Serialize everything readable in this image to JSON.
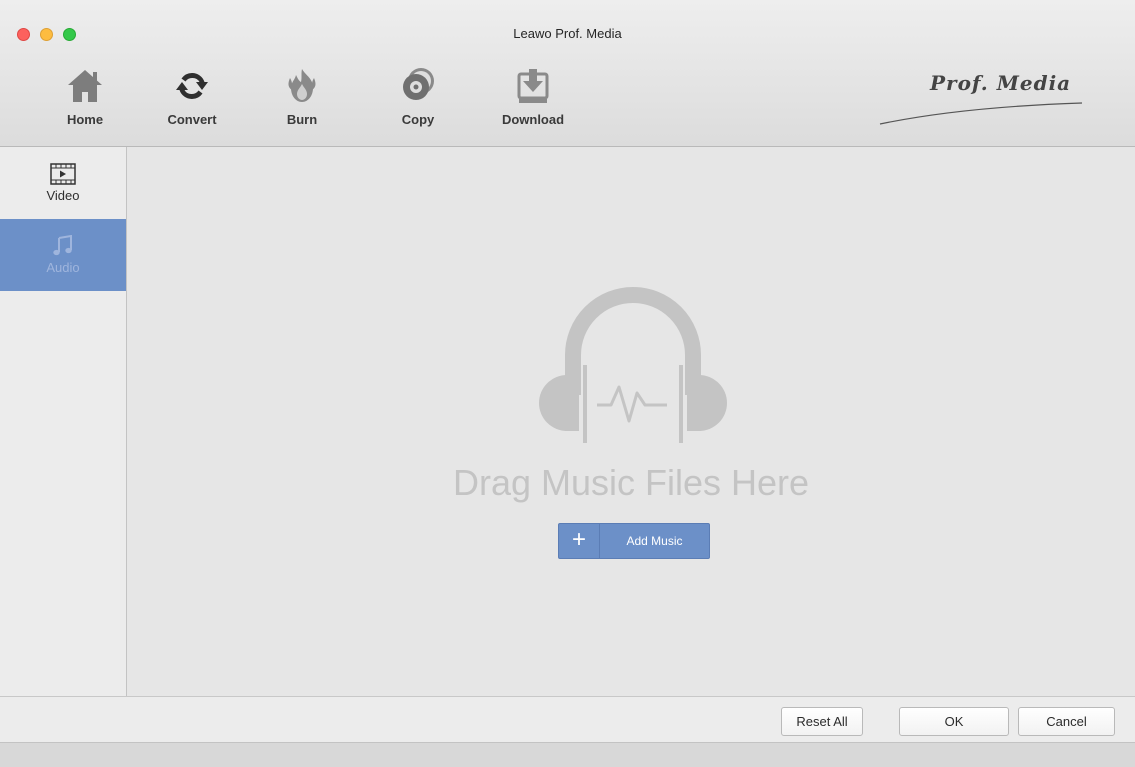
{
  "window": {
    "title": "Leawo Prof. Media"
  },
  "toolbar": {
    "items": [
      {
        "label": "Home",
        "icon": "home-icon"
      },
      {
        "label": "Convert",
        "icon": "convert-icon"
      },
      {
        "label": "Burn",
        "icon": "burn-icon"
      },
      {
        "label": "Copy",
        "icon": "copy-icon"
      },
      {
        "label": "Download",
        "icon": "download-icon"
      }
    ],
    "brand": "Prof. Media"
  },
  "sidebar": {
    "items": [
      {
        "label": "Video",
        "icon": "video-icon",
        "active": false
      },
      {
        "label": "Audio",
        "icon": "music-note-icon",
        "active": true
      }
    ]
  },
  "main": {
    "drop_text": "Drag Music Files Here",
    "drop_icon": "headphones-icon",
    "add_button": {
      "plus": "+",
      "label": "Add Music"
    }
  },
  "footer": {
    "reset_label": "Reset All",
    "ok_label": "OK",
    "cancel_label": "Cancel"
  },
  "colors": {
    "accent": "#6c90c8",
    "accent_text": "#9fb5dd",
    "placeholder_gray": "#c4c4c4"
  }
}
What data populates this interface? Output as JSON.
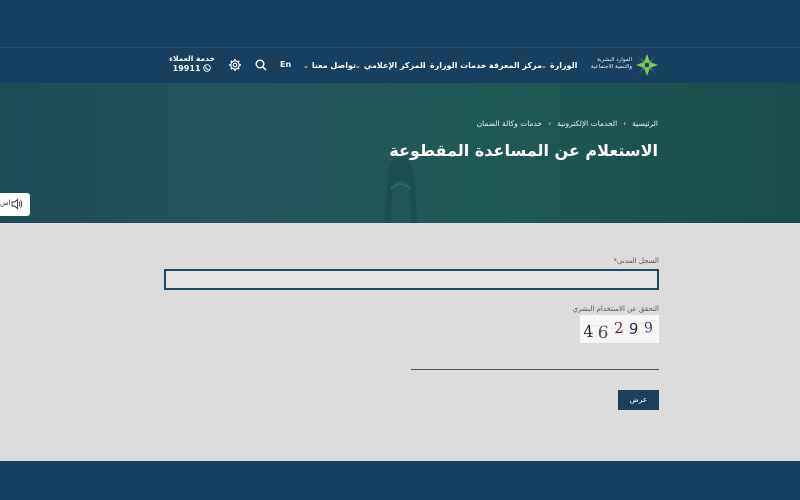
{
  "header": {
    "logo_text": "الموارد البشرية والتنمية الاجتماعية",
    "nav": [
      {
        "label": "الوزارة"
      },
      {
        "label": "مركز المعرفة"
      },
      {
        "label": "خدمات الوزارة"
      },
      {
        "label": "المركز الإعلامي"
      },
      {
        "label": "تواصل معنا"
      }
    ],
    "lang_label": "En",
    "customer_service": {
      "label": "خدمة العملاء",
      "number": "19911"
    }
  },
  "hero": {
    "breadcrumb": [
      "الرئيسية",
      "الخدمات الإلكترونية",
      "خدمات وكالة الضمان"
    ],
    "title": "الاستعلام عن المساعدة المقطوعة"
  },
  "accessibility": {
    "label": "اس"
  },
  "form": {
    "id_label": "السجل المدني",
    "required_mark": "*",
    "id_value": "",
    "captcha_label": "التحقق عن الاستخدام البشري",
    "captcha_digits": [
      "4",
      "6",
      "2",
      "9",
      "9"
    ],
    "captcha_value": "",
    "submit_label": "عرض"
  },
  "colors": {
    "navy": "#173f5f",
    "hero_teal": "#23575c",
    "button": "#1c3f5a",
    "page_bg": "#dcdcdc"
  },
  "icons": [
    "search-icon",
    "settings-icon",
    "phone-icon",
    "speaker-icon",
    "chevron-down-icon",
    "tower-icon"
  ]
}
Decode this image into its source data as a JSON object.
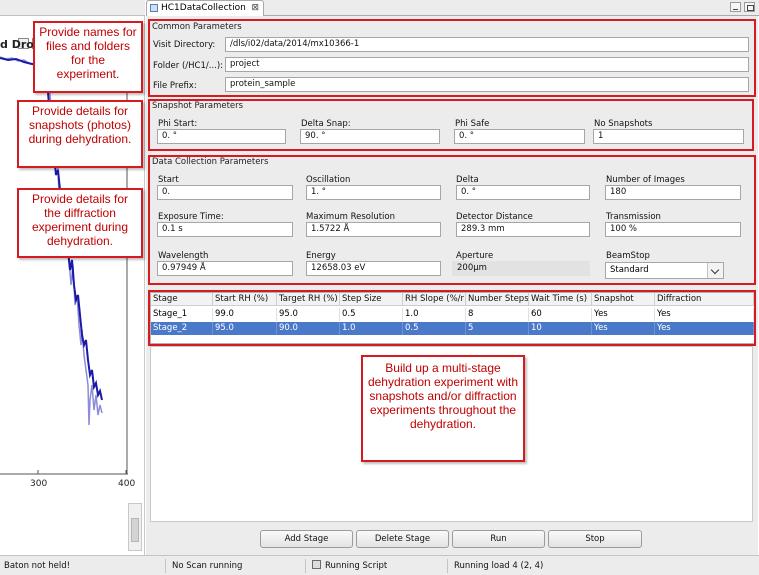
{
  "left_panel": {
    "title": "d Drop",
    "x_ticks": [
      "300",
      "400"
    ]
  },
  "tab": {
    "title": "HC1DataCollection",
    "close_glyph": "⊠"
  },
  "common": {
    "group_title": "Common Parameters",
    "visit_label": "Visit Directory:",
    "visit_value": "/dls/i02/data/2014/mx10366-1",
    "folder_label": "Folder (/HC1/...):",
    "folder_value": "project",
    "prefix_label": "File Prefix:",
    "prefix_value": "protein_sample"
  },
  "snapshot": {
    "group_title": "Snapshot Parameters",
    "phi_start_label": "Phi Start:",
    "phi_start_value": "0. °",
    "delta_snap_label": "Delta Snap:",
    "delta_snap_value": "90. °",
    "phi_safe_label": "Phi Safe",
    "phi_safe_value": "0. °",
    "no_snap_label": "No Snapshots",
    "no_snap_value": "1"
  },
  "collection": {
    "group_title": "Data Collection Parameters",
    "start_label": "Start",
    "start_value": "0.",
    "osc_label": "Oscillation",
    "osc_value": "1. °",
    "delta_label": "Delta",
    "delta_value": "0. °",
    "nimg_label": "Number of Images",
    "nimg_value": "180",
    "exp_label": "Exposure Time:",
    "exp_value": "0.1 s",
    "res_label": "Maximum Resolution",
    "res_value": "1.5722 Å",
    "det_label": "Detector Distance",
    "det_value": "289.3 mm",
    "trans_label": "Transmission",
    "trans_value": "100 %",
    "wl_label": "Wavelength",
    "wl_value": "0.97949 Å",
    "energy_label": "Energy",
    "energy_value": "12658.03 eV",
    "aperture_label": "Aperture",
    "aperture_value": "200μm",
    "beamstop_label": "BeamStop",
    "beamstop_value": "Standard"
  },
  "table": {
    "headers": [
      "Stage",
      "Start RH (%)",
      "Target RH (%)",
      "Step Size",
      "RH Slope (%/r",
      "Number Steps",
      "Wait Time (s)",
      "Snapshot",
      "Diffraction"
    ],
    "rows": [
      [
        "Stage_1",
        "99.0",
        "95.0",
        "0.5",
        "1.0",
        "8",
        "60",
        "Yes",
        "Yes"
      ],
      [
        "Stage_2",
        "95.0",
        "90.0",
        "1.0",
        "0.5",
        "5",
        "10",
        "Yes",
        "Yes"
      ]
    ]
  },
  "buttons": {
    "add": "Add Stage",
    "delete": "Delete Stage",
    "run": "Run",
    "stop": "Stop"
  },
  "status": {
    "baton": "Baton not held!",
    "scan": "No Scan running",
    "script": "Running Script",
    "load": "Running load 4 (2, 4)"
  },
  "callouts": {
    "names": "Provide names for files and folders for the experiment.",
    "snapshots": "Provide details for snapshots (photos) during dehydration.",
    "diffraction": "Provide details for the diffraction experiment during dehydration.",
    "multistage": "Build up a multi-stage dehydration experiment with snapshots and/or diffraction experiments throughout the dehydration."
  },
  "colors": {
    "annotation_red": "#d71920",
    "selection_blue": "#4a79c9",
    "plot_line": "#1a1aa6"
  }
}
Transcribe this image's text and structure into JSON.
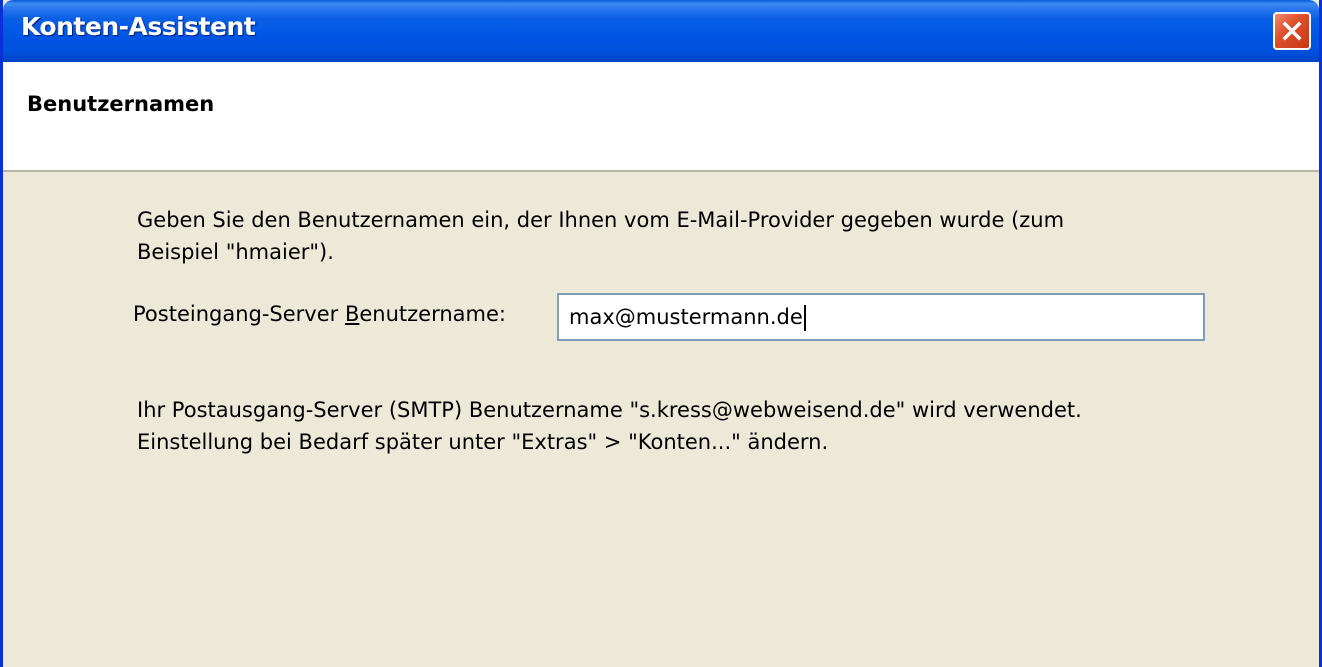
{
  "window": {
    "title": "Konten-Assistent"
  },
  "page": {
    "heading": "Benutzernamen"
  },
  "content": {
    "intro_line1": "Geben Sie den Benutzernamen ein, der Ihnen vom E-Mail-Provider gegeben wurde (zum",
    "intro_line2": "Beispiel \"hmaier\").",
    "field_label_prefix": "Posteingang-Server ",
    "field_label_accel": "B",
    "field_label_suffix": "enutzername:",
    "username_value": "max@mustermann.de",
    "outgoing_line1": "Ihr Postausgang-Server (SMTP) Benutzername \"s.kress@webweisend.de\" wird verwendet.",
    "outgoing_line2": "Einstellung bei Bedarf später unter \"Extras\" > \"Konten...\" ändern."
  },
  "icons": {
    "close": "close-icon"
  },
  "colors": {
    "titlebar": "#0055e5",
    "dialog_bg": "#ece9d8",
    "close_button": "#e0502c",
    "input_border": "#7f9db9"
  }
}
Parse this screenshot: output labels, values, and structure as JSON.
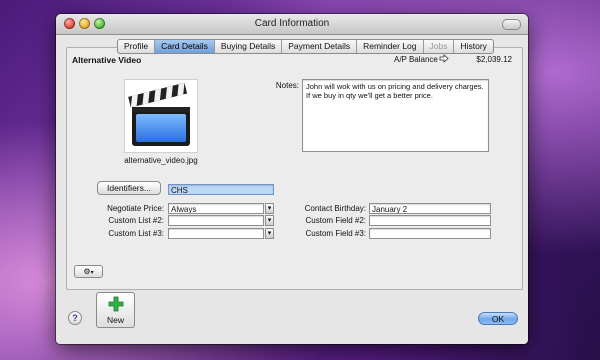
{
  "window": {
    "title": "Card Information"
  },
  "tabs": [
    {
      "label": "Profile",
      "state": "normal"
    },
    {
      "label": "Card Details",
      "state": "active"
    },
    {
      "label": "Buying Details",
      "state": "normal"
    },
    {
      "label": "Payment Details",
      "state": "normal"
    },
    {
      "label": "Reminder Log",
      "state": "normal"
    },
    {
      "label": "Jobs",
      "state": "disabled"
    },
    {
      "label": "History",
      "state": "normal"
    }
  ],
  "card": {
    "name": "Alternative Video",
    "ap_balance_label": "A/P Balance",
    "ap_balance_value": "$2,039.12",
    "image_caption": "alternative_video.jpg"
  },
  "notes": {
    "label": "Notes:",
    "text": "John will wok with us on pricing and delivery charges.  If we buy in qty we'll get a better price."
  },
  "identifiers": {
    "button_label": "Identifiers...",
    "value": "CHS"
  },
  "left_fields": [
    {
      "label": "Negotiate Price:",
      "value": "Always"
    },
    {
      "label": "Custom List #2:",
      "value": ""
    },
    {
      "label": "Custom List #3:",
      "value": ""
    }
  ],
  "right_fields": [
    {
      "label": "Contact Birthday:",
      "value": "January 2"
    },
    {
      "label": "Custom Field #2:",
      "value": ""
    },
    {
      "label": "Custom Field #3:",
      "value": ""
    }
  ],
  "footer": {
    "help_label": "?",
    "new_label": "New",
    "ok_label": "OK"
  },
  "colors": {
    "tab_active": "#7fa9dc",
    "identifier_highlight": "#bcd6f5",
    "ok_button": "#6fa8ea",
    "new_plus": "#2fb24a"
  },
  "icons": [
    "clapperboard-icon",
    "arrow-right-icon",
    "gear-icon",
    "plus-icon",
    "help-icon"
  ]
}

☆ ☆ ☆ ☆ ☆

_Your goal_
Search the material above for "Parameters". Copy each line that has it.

_Result_
    "group_title": "Common Parameters",
    "group_title": "Snapshot Parameters",
    "group_title": "Data Collection Parameters",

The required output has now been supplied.